Sales during bankruptcy is, of course, the substance of this article. (We will see, however, that sales even after the bankruptcy case has been closed can present their own issues.) One of the issues encountered regularly by the conveyancer - and which will be the subject of the rest of this and the second part of this article - is the ability of a purchaser to deal with the bankruptcy estate, the trustee in bankruptcy or the debtor in possession in connection with the transfer of title. Obviously, the trustee in bankruptcy can sell property of the estate once armed with an order to do so. Moreover, the trustee can sell free and clear of liens, after "notice and hearing." (The term "notice and hearing," as used in the Bankruptcy Code, means, as we shall see, notice with an opportunity to be heard; no hearing in fact needs to occur if no objections are made.) The notice, of course, is given to the lienors whose liens will be affected and, if no objection is made or if an objection is made and it is withdrawn or disposed of by the court, the sale may proceed. Up until recently the sale could proceed even if an appeal was pending and even if the appellate court reversed, if the lower court had failed to stay the effect of the authority to sell, based on the provisions of 11 U.S.C §363(m), which provides:
The reversal or modification on appeal of an authorization under subsection (b) or (c) of this section of a sale or lease of property does not affect the validity of a sale or lease under such authorization to any entity that purchased or leased such property in good faith, whether or not such entity knew of the pendency of the appeal, unless such authorization and such sale or lease were stayed pending appeal.

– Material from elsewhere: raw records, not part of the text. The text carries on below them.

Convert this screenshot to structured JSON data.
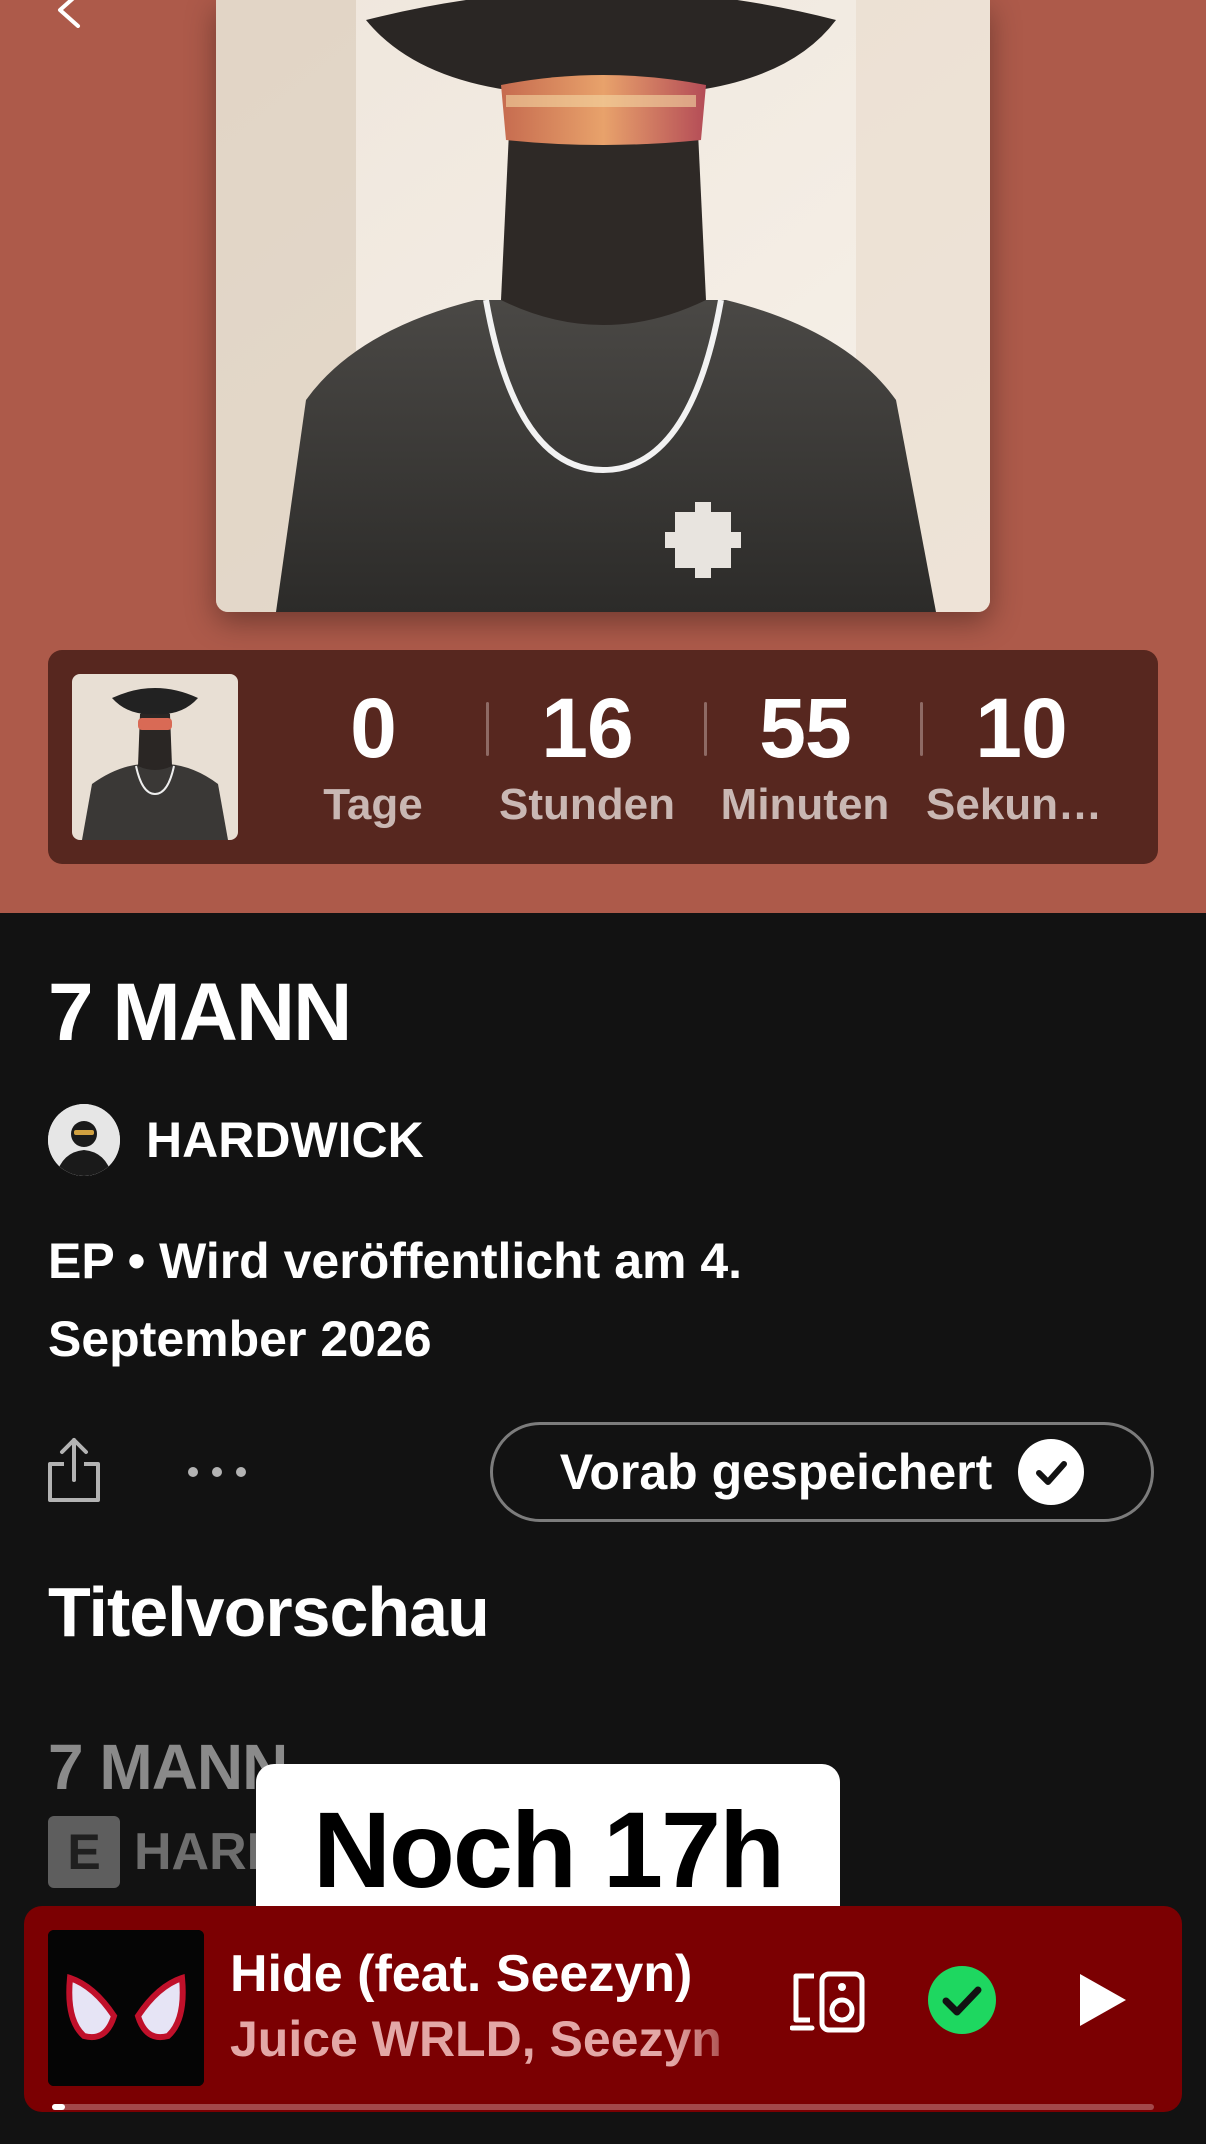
{
  "header": {
    "countdown": [
      {
        "value": "0",
        "label": "Tage"
      },
      {
        "value": "16",
        "label": "Stunden"
      },
      {
        "value": "55",
        "label": "Minuten"
      },
      {
        "value": "10",
        "label": "Sekunden"
      }
    ]
  },
  "release": {
    "title": "7 MANN",
    "artist": "HARDWICK",
    "meta_line1": "EP • Wird veröffentlicht am 4.",
    "meta_line2": "September 2026",
    "presave_label": "Vorab gespeichert"
  },
  "preview": {
    "section_title": "Titelvorschau",
    "track_title": "7 MANN",
    "explicit_badge": "E",
    "track_artist": "HARDWICK"
  },
  "overlay": {
    "text": "Noch 17h"
  },
  "player": {
    "title": "Hide (feat. Seezyn)",
    "artist": "Juice WRLD, Seezyn",
    "progress": 0.01
  },
  "colors": {
    "header_bg": "#ad5a4a",
    "countdown_bg": "#57271f",
    "player_bg": "#7b0002",
    "saved_green": "#1ed760"
  },
  "icons": [
    "back-icon",
    "share-icon",
    "more-icon",
    "check-icon",
    "device-icon",
    "saved-check-icon",
    "play-icon"
  ]
}
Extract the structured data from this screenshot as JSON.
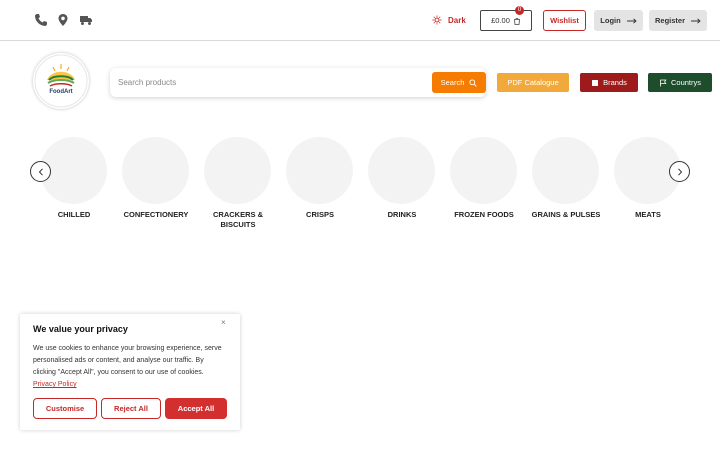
{
  "topbar": {
    "icons": [
      "phone-icon",
      "map-pin-icon",
      "truck-icon"
    ],
    "dark_label": "Dark",
    "cart_total": "£0.00",
    "cart_count": "0",
    "wishlist_label": "Wishlist",
    "login_label": "Login",
    "register_label": "Register"
  },
  "logo": {
    "text": "FoodArt"
  },
  "search": {
    "placeholder": "Search products",
    "button_label": "Search"
  },
  "actions": {
    "catalogue_label": "PDF Catalogue",
    "brands_label": "Brands",
    "countries_label": "Countrys"
  },
  "categories": [
    {
      "label": "CHILLED"
    },
    {
      "label": "CONFECTIONERY"
    },
    {
      "label": "CRACKERS & BISCUITS"
    },
    {
      "label": "CRISPS"
    },
    {
      "label": "DRINKS"
    },
    {
      "label": "FROZEN FOODS"
    },
    {
      "label": "GRAINS & PULSES"
    },
    {
      "label": "MEATS"
    }
  ],
  "cookie": {
    "title": "We value your privacy",
    "close": "×",
    "text": "We use cookies to enhance your browsing experience, serve personalised ads or content, and analyse our traffic. By clicking \"Accept All\", you consent to our use of cookies.",
    "link": "Privacy Policy",
    "customise_label": "Customise",
    "reject_label": "Reject All",
    "accept_label": "Accept All"
  },
  "colors": {
    "brand_red": "#c62828",
    "search_orange": "#f57c00",
    "catalogue_orange": "#f2a93b",
    "brands_red": "#9e1b1b",
    "countries_green": "#1e4d2b"
  }
}
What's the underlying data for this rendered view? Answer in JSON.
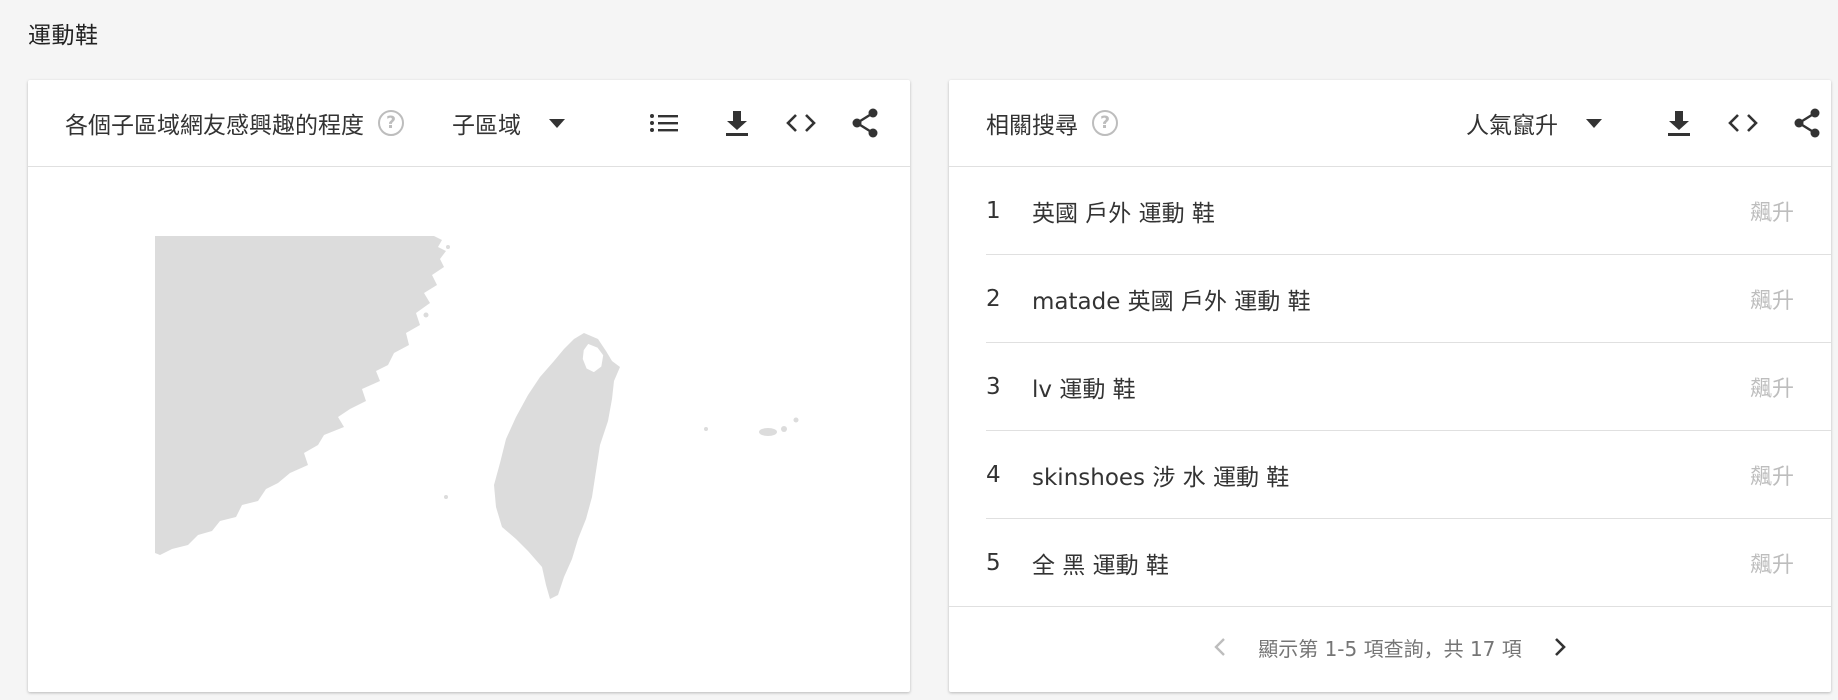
{
  "page": {
    "title": "運動鞋"
  },
  "region_card": {
    "title": "各個子區域網友感興趣的程度",
    "help_icon": "?",
    "resolution_select": {
      "selected": "子區域"
    },
    "icons": [
      "list-view-icon",
      "download-icon",
      "embed-icon",
      "share-icon"
    ],
    "map": {
      "fill_color": "#dcdcdc",
      "highlight_color": "#ffffff"
    }
  },
  "related_card": {
    "title": "相關搜尋",
    "help_icon": "?",
    "sort_select": {
      "selected": "人氣竄升"
    },
    "icons": [
      "download-icon",
      "embed-icon",
      "share-icon"
    ],
    "rows": [
      {
        "rank": "1",
        "query": "英國 戶外 運動 鞋",
        "value": "飆升"
      },
      {
        "rank": "2",
        "query": "matade 英國 戶外 運動 鞋",
        "value": "飆升"
      },
      {
        "rank": "3",
        "query": "lv 運動 鞋",
        "value": "飆升"
      },
      {
        "rank": "4",
        "query": "skinshoes 涉 水 運動 鞋",
        "value": "飆升"
      },
      {
        "rank": "5",
        "query": "全 黑 運動 鞋",
        "value": "飆升"
      }
    ],
    "pagination": {
      "text": "顯示第 1-5 項查詢，共 17 項"
    }
  },
  "colors": {
    "text": "#333333",
    "muted": "#bdbdbd",
    "divider": "#e0e0e0",
    "background": "#f5f5f5"
  }
}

That situation has now changed with the adoption of Rule 6004(g), which appears to be in conflict with the statute. The rule provides:
An order authorizing the use, sale or lease of property other than cash collateral is stayed until the expiration of 10 days after entry of the order, unless the court orders otherwise.
The rule seems to lead to the conclusion that the default situation is exactly opposite to that previously in place, i.e., that the order now is stayed without any action on the part of the court and that for the statute's provisions to apply it is presently necessary for the court to enter an order lifting the stay.
Even before the adoption of the rule it had always been believed, however, that if the appeal is based on jurisdictional or due process grounds a sale could thereafter be overturned even in the absence of a stay of the lower court's order.
The debtor in possession in a reorganization case has broad powers, not dissimilar to those of a trustee. Therefore, in the absence of an order prohibiting the same, the debtor in possession may sell the property in the ordinary course of business without any particular court authority. The sale of "inventory," such as units in a condominium, would likely fall into this category, but the sale of an entire condominium project would require further judicial permission.
Effect of Bankruptcy on Liens
There seems to be a common misunderstanding as to the effect that bankruptcy has on liens that have been filed against the property of the debtor. Although post-petition liens are void as against property of the estate, existing liens are not. But many commentators believe that where the debtor is discharged in bankruptcy, liens against the property will be extinguished. Their theory is that if the underlying debt or obligation has been rendered unenforceable, the lien that secures the same must, likewise, collapse. This is not the case, however. A discharge in bankruptcy is not an extinguishment of the debt discharged, but rather is an injunction against the creditors regarding the enforcement thereof against the debtor personally. The debt itself continues and the lien against the property remains undisturbed.
I will continue with the subject of bankruptcy in "Bankruptcy Law and the Conveyancer — Traps to Watch Out For" in the next edition of The Massachusetts Focus.